--- TRY IT ---
Isolate every line in the data with the string "header" and copy it.

(RECORDS SHOWN begins)

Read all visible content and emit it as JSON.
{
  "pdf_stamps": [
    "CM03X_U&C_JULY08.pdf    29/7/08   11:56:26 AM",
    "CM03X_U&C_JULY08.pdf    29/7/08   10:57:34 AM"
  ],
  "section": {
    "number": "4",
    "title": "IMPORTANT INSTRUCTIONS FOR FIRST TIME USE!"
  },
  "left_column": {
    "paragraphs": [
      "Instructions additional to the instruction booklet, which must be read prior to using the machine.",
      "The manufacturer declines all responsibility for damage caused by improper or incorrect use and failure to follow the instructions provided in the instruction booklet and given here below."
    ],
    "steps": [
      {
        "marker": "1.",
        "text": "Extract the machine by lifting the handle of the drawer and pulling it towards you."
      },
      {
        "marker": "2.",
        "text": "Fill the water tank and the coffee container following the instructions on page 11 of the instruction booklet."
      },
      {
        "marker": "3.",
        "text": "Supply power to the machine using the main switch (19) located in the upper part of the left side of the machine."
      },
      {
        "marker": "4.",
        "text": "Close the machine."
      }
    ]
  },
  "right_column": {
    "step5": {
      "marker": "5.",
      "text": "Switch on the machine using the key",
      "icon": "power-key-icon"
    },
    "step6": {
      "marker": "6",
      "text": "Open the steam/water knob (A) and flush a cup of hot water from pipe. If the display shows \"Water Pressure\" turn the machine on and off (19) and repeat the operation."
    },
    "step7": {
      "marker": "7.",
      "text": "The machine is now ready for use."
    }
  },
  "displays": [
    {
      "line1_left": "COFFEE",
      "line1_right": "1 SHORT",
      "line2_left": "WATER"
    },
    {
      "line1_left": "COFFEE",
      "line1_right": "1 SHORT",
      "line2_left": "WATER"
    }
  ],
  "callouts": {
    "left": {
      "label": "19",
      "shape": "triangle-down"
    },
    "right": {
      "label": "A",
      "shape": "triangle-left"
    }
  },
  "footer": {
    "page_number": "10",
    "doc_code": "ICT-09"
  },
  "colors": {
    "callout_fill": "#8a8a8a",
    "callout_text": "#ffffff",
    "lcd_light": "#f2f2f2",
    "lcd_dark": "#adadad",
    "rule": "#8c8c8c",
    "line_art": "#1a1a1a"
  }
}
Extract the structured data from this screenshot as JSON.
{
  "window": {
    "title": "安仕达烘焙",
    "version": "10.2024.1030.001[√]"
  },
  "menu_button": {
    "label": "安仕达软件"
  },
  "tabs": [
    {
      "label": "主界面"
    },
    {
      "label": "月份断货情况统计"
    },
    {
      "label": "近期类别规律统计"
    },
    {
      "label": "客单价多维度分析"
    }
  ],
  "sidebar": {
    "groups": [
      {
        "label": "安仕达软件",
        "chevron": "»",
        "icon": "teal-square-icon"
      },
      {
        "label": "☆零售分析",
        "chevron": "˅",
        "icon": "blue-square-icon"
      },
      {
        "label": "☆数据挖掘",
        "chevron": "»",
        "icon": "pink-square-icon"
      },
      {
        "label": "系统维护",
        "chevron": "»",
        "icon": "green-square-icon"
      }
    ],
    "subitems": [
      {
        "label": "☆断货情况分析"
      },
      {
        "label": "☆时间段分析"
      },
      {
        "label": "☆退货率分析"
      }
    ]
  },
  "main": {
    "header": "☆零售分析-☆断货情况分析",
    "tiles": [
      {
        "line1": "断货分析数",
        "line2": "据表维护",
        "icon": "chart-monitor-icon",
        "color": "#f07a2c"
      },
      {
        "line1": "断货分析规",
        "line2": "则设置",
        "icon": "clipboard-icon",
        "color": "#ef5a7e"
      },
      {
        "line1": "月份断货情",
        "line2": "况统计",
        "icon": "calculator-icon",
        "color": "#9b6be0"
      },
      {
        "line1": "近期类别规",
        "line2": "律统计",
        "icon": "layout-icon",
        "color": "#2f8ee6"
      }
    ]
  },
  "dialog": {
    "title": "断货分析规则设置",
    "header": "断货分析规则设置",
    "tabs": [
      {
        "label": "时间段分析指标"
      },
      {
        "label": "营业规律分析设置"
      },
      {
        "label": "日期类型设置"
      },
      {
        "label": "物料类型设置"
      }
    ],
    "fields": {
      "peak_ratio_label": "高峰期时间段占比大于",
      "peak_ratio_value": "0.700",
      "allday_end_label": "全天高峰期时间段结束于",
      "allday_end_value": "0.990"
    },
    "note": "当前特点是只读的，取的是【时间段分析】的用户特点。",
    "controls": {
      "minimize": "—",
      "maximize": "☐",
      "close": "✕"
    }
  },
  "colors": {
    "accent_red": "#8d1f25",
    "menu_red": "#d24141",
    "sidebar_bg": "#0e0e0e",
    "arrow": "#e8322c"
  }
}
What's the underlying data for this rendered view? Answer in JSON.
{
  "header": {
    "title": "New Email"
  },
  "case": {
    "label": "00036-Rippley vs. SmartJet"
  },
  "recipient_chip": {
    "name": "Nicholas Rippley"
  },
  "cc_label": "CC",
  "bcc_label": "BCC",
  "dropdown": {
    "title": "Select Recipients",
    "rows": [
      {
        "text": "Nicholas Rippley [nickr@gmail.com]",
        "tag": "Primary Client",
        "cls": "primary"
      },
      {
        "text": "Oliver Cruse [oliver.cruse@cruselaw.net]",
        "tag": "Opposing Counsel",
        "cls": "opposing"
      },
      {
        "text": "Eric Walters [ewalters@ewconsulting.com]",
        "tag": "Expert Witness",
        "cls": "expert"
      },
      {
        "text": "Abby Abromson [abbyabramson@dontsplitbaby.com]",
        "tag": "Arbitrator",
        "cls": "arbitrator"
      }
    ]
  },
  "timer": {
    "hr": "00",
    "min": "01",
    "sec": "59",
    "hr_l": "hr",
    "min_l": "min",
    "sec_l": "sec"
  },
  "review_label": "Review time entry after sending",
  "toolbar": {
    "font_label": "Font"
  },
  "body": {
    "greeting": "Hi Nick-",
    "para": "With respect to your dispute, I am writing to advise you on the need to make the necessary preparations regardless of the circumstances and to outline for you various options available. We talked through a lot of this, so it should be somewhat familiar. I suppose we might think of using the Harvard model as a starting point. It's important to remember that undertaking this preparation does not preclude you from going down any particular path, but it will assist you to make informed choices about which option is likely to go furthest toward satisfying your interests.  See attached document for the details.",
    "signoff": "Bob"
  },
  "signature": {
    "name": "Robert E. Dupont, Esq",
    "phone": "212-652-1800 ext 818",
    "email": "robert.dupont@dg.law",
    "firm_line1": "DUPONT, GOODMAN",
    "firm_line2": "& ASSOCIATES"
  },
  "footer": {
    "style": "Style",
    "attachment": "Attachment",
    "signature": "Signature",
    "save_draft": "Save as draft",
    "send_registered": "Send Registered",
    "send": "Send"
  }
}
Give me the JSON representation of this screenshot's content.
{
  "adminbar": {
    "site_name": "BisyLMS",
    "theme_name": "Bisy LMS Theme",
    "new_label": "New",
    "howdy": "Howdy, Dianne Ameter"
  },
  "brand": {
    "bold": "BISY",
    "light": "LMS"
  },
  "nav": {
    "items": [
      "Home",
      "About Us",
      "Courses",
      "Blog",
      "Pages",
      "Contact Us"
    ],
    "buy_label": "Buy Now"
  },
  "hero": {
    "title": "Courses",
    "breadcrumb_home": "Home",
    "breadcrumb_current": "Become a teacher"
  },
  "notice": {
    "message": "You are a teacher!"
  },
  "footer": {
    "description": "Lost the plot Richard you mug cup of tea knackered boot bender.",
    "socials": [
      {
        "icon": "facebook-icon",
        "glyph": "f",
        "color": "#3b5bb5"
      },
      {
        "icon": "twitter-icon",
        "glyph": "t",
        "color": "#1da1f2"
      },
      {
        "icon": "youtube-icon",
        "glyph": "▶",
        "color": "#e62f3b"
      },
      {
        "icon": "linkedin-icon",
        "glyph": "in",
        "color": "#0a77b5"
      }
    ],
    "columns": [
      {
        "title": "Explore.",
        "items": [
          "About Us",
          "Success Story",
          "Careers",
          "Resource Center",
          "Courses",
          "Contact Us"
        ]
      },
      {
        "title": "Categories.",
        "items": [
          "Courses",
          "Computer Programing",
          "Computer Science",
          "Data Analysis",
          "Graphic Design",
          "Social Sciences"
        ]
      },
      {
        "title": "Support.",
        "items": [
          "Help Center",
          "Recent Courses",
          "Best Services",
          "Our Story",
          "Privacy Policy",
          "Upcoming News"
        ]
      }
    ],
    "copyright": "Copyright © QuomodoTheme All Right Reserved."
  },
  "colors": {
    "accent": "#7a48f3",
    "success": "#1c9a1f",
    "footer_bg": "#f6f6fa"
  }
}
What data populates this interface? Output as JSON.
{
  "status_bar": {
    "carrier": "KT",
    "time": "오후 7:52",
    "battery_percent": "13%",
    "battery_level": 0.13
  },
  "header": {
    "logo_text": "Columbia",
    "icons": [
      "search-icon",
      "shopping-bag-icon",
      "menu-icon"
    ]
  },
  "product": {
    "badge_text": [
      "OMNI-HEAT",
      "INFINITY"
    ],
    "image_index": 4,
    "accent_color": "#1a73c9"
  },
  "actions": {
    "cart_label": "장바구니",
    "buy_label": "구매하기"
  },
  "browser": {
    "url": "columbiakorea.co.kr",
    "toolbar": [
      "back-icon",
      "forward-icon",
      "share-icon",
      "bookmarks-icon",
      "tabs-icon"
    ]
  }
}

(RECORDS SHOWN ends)

--- TASK RESPONSE ---
    "header": "☆零售分析-☆断货情况分析",
    "header": "断货分析规则设置",
  "header": {
  "header": {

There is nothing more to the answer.